Professional Impressions offers a dynamic half day workshop
that will encourage you to:
Command Confidence
Having a confidence tune–up – Fake it while you make it, The confidence recipe, Confidence Wobblers, What are your confidence levels? Handling criticism, Knowing what knocks you off your perch, Weeding out non–confident words, Have confident conversations, The confidence tool Kit, Habits of famous confident people
Focusing on Attitude Renewal – the way we think
Projecting a Positive Self–Esteem – the way we feel
This workshop will let you discover a new powerful perspective on life. You will learn to stop reacting and start creating while applying the secrets of the most confident people to your everyday life.
Contact us at Professional Impressions
Tel: 011 467 5126   Email: prof–imp@mweb.co.za   Web: www.profimpressions.co.za
Professional Impressions would like to credit the following for information and images used in this article:
Brand SenseMartin Lindstrom
Simon Says ... “Experience is the Best Teacher” Simon T Bailey
How to Become a Rainmaker Jeffrey J Fox
It’s Not How Good You Are Its How Good You Want to Be Paul Arden
It’s Your Move Cyndi Maxey and Jill Bremer
Unlocking the Secrets of Successful Women in BusinessLinda Brakeall and Anne Wildermuth
www.changing minds.org
Develop Confidence – transform the way you live and work. Ros Taylor
Should any of your friends, family or colleagues be interested in Professional Impressions and the services we have to offer, please feel free to pass this on to them.

       If you are not the original addressee of this e–mail, but would like to receive our monthly newsletter, please feel free to subscribe online or
e–mail us your request

       Should you not wish to receive this monthly newsletter, please email us your request

      

Tel: 011 467 5126
Cell: 082 895 7924
www.profimpressions.co.za
Copyright © 2007, Professional Impressions.

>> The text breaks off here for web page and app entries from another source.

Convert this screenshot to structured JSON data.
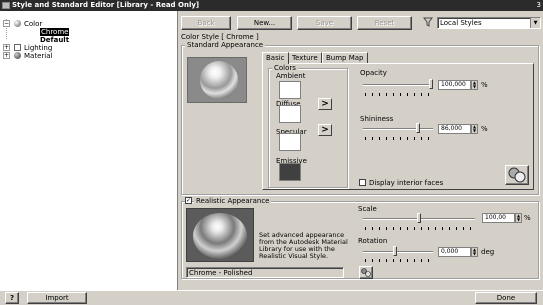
{
  "window": {
    "title": "Style and Standard Editor [Library - Read Only]",
    "corner_text": "3"
  },
  "tree": {
    "items": [
      {
        "label": "Color",
        "expander": "−"
      },
      {
        "label": "Chrome",
        "selected": true
      },
      {
        "label": "Default"
      },
      {
        "label": "Lighting",
        "expander": "+"
      },
      {
        "label": "Material",
        "expander": "+"
      }
    ]
  },
  "toolbar": {
    "back_label": "Back",
    "new_label": "New...",
    "save_label": "Save",
    "reset_label": "Reset",
    "filter_value": "Local Styles"
  },
  "main": {
    "style_caption": "Color Style [ Chrome ]",
    "standard": {
      "legend": "Standard Appearance",
      "tabs": [
        "Basic",
        "Texture",
        "Bump Map"
      ],
      "colors_legend": "Colors",
      "ambient_label": "Ambient",
      "diffuse_label": "Diffuse",
      "specular_label": "Specular",
      "emissive_label": "Emissive",
      "copy_glyph": ">",
      "ambient_color": "#ffffff",
      "diffuse_color": "#ffffff",
      "specular_color": "#ffffff",
      "emissive_color": "#404040",
      "opacity": {
        "label": "Opacity",
        "value": "100,000",
        "unit": "%",
        "level": 1.0
      },
      "shininess": {
        "label": "Shininess",
        "value": "86,000",
        "unit": "%",
        "level": 0.86
      },
      "display_interior_label": "Display interior faces",
      "display_interior_checked": false
    },
    "realistic": {
      "legend": "Realistic Appearance",
      "checked": true,
      "description": "Set advanced appearance from the Autodesk Material Library for use with the Realistic Visual Style.",
      "material_name": "Chrome - Polished",
      "scale": {
        "label": "Scale",
        "value": "100,00",
        "unit": "%"
      },
      "rotation": {
        "label": "Rotation",
        "value": "0,000",
        "unit": "deg"
      }
    }
  },
  "footer": {
    "help_glyph": "?",
    "import_label": "Import",
    "done_label": "Done"
  }
}
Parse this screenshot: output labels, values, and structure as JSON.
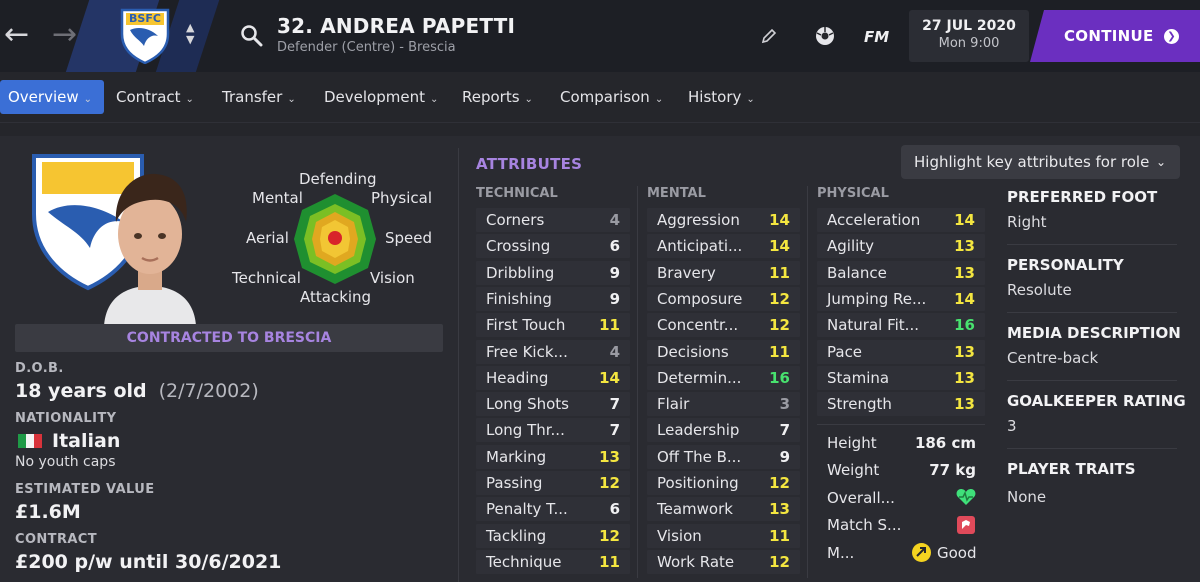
{
  "header": {
    "player_title": "32. ANDREA PAPETTI",
    "player_subtitle": "Defender (Centre) - Brescia",
    "club_badge_text": "BSFC",
    "fm_label": "FM",
    "date": "27 JUL 2020",
    "time": "Mon 9:00",
    "continue_label": "CONTINUE"
  },
  "tabs": [
    {
      "label": "Overview"
    },
    {
      "label": "Contract"
    },
    {
      "label": "Transfer"
    },
    {
      "label": "Development"
    },
    {
      "label": "Reports"
    },
    {
      "label": "Comparison"
    },
    {
      "label": "History"
    }
  ],
  "role_chart": {
    "labels": {
      "top": "Defending",
      "top_left": "Mental",
      "top_right": "Physical",
      "left": "Aerial",
      "right": "Speed",
      "bottom_left": "Technical",
      "bottom_right": "Vision",
      "bottom": "Attacking"
    }
  },
  "contract_banner": "CONTRACTED TO BRESCIA",
  "info": {
    "dob_label": "D.O.B.",
    "age": "18 years old",
    "dob": "(2/7/2002)",
    "nationality_label": "NATIONALITY",
    "nationality": "Italian",
    "youth_caps": "No youth caps",
    "value_label": "ESTIMATED VALUE",
    "value": "£1.6M",
    "contract_label": "CONTRACT",
    "contract": "£200 p/w until 30/6/2021"
  },
  "attributes": {
    "heading": "ATTRIBUTES",
    "highlight_label": "Highlight key attributes for role",
    "technical_label": "TECHNICAL",
    "mental_label": "MENTAL",
    "physical_label": "PHYSICAL",
    "technical": [
      {
        "name": "Corners",
        "value": "4",
        "tone": "grey"
      },
      {
        "name": "Crossing",
        "value": "6",
        "tone": "white"
      },
      {
        "name": "Dribbling",
        "value": "9",
        "tone": "white"
      },
      {
        "name": "Finishing",
        "value": "9",
        "tone": "white"
      },
      {
        "name": "First Touch",
        "value": "11",
        "tone": "yellow"
      },
      {
        "name": "Free Kick...",
        "value": "4",
        "tone": "grey"
      },
      {
        "name": "Heading",
        "value": "14",
        "tone": "yellow"
      },
      {
        "name": "Long Shots",
        "value": "7",
        "tone": "white"
      },
      {
        "name": "Long Thr...",
        "value": "7",
        "tone": "white"
      },
      {
        "name": "Marking",
        "value": "13",
        "tone": "yellow"
      },
      {
        "name": "Passing",
        "value": "12",
        "tone": "yellow"
      },
      {
        "name": "Penalty T...",
        "value": "6",
        "tone": "white"
      },
      {
        "name": "Tackling",
        "value": "12",
        "tone": "yellow"
      },
      {
        "name": "Technique",
        "value": "11",
        "tone": "yellow"
      }
    ],
    "mental": [
      {
        "name": "Aggression",
        "value": "14",
        "tone": "yellow"
      },
      {
        "name": "Anticipati...",
        "value": "14",
        "tone": "yellow"
      },
      {
        "name": "Bravery",
        "value": "11",
        "tone": "yellow"
      },
      {
        "name": "Composure",
        "value": "12",
        "tone": "yellow"
      },
      {
        "name": "Concentr...",
        "value": "12",
        "tone": "yellow"
      },
      {
        "name": "Decisions",
        "value": "11",
        "tone": "yellow"
      },
      {
        "name": "Determin...",
        "value": "16",
        "tone": "green"
      },
      {
        "name": "Flair",
        "value": "3",
        "tone": "grey"
      },
      {
        "name": "Leadership",
        "value": "7",
        "tone": "white"
      },
      {
        "name": "Off The B...",
        "value": "9",
        "tone": "white"
      },
      {
        "name": "Positioning",
        "value": "12",
        "tone": "yellow"
      },
      {
        "name": "Teamwork",
        "value": "13",
        "tone": "yellow"
      },
      {
        "name": "Vision",
        "value": "11",
        "tone": "yellow"
      },
      {
        "name": "Work Rate",
        "value": "12",
        "tone": "yellow"
      }
    ],
    "physical": [
      {
        "name": "Acceleration",
        "value": "14",
        "tone": "yellow"
      },
      {
        "name": "Agility",
        "value": "13",
        "tone": "yellow"
      },
      {
        "name": "Balance",
        "value": "13",
        "tone": "yellow"
      },
      {
        "name": "Jumping Re...",
        "value": "14",
        "tone": "yellow"
      },
      {
        "name": "Natural Fit...",
        "value": "16",
        "tone": "green"
      },
      {
        "name": "Pace",
        "value": "13",
        "tone": "yellow"
      },
      {
        "name": "Stamina",
        "value": "13",
        "tone": "yellow"
      },
      {
        "name": "Strength",
        "value": "13",
        "tone": "yellow"
      }
    ],
    "extras": {
      "height_label": "Height",
      "height": "186 cm",
      "weight_label": "Weight",
      "weight": "77 kg",
      "overall_label": "Overall...",
      "match_label": "Match S...",
      "morale_label": "M...",
      "morale_value": "Good"
    }
  },
  "right_panel": {
    "foot_label": "PREFERRED FOOT",
    "foot": "Right",
    "personality_label": "PERSONALITY",
    "personality": "Resolute",
    "media_label": "MEDIA DESCRIPTION",
    "media": "Centre-back",
    "gk_label": "GOALKEEPER RATING",
    "gk": "3",
    "traits_label": "PLAYER TRAITS",
    "traits": "None"
  },
  "colors": {
    "accent_purple": "#6b2fc0",
    "tab_active_blue": "#3b6fd6",
    "value_yellow": "#f4e640",
    "value_green": "#48e26f",
    "value_grey": "#9a9ba3"
  }
}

All rights reserved.
Reproduction in any form, except for personal use, without express permission from Professional Impressions is prohibited.